The states of New York, Connecticut, Maryland and New Jersey has sued the U.S. Government in federal court seeking to overturn the $10,000 limit on state and local tax deductions that was enacted as part of P.L. 115-97 (Tax Cuts and Jobs Act).
Under the New Law, individuals are allowed to deduct up to $10,000 in state and local income tax deductions (SALT Tax). Congress has included a deduction for all or a significant portion of state and local taxes in every tax bill since the enactment of the first federal income tax in 1861.
The states argue that the SALT deduction is essential to prevent the federal tax power from interfering with the States’ sovereign authority to make their own choices about whether and how much to invest in their own residents, businesses, infrastructure, and more. They argue that the restriction on deductibility of state taxes violates the Tenth Amendment as it “deliberately seeks to compel certain states to reduce their public spending.
The complaint alleges that residents of the plaintiff states will see a significant increase in their federal taxes as a result of the cap but will receive the least benefit from the TCJA. The complaint state the limit will cause significant and irreparable hard to the states and their residents.
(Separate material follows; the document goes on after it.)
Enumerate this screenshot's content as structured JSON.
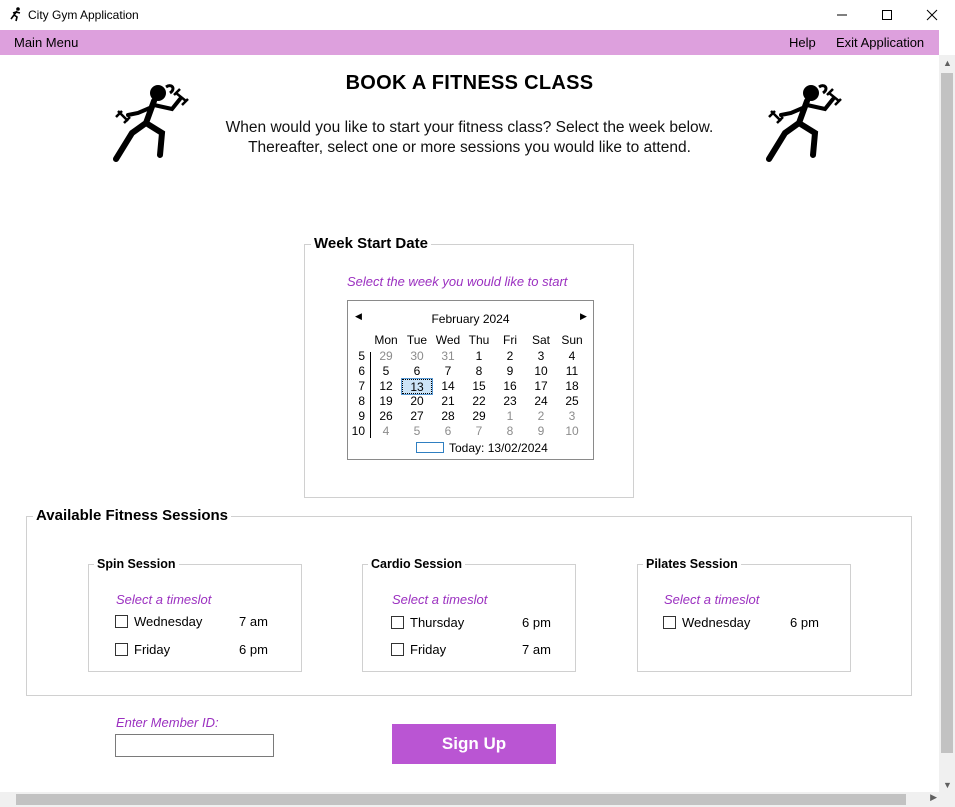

The complaint asks the court to declare the cap on the state and local tax deduction unconstitutional and to issue an injunction barring its enforcement.
It may go all the way to the Supreme Court and more states may get involved. If you want to see what effect the TCJA has on 2018, please call our office.